**AIM OF THE TASK**
Repeat each entry. Keep every line exactly as it is.
-- Opening Marker --
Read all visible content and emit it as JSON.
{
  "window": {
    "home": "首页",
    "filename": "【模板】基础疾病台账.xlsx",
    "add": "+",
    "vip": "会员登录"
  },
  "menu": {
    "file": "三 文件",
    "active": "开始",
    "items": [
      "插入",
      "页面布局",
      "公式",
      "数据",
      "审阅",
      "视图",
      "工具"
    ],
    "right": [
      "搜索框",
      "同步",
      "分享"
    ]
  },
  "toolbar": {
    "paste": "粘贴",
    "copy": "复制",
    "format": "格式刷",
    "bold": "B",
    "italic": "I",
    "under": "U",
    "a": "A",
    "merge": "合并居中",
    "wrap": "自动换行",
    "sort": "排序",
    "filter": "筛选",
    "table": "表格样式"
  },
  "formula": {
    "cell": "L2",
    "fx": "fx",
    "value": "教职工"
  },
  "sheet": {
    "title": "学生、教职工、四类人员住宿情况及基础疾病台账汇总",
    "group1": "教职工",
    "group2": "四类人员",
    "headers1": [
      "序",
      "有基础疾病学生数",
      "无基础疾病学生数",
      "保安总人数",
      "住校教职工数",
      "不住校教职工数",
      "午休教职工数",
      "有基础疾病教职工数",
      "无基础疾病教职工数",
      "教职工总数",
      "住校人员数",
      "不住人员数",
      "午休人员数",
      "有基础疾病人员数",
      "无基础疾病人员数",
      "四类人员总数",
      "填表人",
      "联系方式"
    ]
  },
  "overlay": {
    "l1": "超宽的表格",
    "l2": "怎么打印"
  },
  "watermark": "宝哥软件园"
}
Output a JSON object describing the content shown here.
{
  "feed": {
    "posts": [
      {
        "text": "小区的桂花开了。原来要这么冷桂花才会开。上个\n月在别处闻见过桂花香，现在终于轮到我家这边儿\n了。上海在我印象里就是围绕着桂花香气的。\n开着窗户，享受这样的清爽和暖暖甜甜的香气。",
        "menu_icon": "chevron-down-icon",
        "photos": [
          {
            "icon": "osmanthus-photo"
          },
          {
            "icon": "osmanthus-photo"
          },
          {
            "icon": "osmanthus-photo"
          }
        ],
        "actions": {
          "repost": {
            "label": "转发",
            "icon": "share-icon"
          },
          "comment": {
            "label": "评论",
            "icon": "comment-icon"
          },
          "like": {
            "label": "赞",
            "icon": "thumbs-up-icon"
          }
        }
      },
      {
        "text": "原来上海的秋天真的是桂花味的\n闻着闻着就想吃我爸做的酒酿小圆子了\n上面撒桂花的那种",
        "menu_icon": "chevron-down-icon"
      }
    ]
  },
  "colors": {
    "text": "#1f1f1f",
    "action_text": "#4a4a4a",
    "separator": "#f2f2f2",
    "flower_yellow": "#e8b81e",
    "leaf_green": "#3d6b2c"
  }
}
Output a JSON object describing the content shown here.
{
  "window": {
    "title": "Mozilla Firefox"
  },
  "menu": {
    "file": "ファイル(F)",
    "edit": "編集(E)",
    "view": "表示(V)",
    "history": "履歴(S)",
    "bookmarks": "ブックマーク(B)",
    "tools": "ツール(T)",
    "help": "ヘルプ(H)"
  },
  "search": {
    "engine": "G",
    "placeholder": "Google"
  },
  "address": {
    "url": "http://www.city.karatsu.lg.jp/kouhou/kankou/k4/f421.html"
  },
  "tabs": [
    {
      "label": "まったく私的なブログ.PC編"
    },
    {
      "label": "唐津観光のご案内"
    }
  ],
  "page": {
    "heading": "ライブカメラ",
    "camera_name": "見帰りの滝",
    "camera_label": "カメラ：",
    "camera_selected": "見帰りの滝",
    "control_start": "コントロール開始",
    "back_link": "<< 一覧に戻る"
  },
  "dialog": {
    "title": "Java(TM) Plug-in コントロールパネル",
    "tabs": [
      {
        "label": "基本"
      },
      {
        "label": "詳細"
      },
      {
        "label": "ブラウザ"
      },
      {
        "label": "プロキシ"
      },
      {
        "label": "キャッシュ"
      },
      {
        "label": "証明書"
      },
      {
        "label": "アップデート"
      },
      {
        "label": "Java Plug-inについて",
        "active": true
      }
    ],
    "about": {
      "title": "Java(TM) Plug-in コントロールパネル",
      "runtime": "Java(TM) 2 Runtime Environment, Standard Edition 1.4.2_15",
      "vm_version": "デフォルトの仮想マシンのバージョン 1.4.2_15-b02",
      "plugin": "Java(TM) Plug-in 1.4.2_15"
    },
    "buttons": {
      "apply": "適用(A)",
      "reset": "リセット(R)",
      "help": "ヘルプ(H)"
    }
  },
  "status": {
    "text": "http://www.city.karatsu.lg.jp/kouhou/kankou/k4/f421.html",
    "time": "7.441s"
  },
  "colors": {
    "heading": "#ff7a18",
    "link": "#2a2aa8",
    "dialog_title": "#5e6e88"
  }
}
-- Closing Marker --
**TASK RESULT**
Read all visible content and emit it as JSON.
{
  "window": {
    "home": "首页",
    "filename": "【模板】基础疾病台账.xlsx",
    "add": "+",
    "vip": "会员登录"
  },
  "menu": {
    "file": "三 文件",
    "active": "开始",
    "items": [
      "插入",
      "页面布局",
      "公式",
      "数据",
      "审阅",
      "视图",
      "工具"
    ],
    "right": [
      "搜索框",
      "同步",
      "分享"
    ]
  },
  "toolbar": {
    "paste": "粘贴",
    "copy": "复制",
    "format": "格式刷",
    "bold": "B",
    "italic": "I",
    "under": "U",
    "a": "A",
    "merge": "合并居中",
    "wrap": "自动换行",
    "sort": "排序",
    "filter": "筛选",
    "table": "表格样式"
  },
  "formula": {
    "cell": "L2",
    "fx": "fx",
    "value": "教职工"
  },
  "sheet": {
    "title": "学生、教职工、四类人员住宿情况及基础疾病台账汇总",
    "group1": "教职工",
    "group2": "四类人员",
    "headers1": [
      "序",
      "有基础疾病学生数",
      "无基础疾病学生数",
      "保安总人数",
      "住校教职工数",
      "不住校教职工数",
      "午休教职工数",
      "有基础疾病教职工数",
      "无基础疾病教职工数",
      "教职工总数",
      "住校人员数",
      "不住人员数",
      "午休人员数",
      "有基础疾病人员数",
      "无基础疾病人员数",
      "四类人员总数",
      "填表人",
      "联系方式"
    ]
  },
  "overlay": {
    "l1": "超宽的表格",
    "l2": "怎么打印"
  },
  "watermark": "宝哥软件园"
}
Output a JSON object describing the content shown here.
{
  "feed": {
    "posts": [
      {
        "text": "小区的桂花开了。原来要这么冷桂花才会开。上个\n月在别处闻见过桂花香，现在终于轮到我家这边儿\n了。上海在我印象里就是围绕着桂花香气的。\n开着窗户，享受这样的清爽和暖暖甜甜的香气。",
        "menu_icon": "chevron-down-icon",
        "photos": [
          {
            "icon": "osmanthus-photo"
          },
          {
            "icon": "osmanthus-photo"
          },
          {
            "icon": "osmanthus-photo"
          }
        ],
        "actions": {
          "repost": {
            "label": "转发",
            "icon": "share-icon"
          },
          "comment": {
            "label": "评论",
            "icon": "comment-icon"
          },
          "like": {
            "label": "赞",
            "icon": "thumbs-up-icon"
          }
        }
      },
      {
        "text": "原来上海的秋天真的是桂花味的\n闻着闻着就想吃我爸做的酒酿小圆子了\n上面撒桂花的那种",
        "menu_icon": "chevron-down-icon"
      }
    ]
  },
  "colors": {
    "text": "#1f1f1f",
    "action_text": "#4a4a4a",
    "separator": "#f2f2f2",
    "flower_yellow": "#e8b81e",
    "leaf_green": "#3d6b2c"
  }
}
Output a JSON object describing the content shown here.
{
  "window": {
    "title": "Mozilla Firefox"
  },
  "menu": {
    "file": "ファイル(F)",
    "edit": "編集(E)",
    "view": "表示(V)",
    "history": "履歴(S)",
    "bookmarks": "ブックマーク(B)",
    "tools": "ツール(T)",
    "help": "ヘルプ(H)"
  },
  "search": {
    "engine": "G",
    "placeholder": "Google"
  },
  "address": {
    "url": "http://www.city.karatsu.lg.jp/kouhou/kankou/k4/f421.html"
  },
  "tabs": [
    {
      "label": "まったく私的なブログ.PC編"
    },
    {
      "label": "唐津観光のご案内"
    }
  ],
  "page": {
    "heading": "ライブカメラ",
    "camera_name": "見帰りの滝",
    "camera_label": "カメラ：",
    "camera_selected": "見帰りの滝",
    "control_start": "コントロール開始",
    "back_link": "<< 一覧に戻る"
  },
  "dialog": {
    "title": "Java(TM) Plug-in コントロールパネル",
    "tabs": [
      {
        "label": "基本"
      },
      {
        "label": "詳細"
      },
      {
        "label": "ブラウザ"
      },
      {
        "label": "プロキシ"
      },
      {
        "label": "キャッシュ"
      },
      {
        "label": "証明書"
      },
      {
        "label": "アップデート"
      },
      {
        "label": "Java Plug-inについて",
        "active": true
      }
    ],
    "about": {
      "title": "Java(TM) Plug-in コントロールパネル",
      "runtime": "Java(TM) 2 Runtime Environment, Standard Edition 1.4.2_15",
      "vm_version": "デフォルトの仮想マシンのバージョン 1.4.2_15-b02",
      "plugin": "Java(TM) Plug-in 1.4.2_15"
    },
    "buttons": {
      "apply": "適用(A)",
      "reset": "リセット(R)",
      "help": "ヘルプ(H)"
    }
  },
  "status": {
    "text": "http://www.city.karatsu.lg.jp/kouhou/kankou/k4/f421.html",
    "time": "7.441s"
  },
  "colors": {
    "heading": "#ff7a18",
    "link": "#2a2aa8",
    "dialog_title": "#5e6e88"
  }
}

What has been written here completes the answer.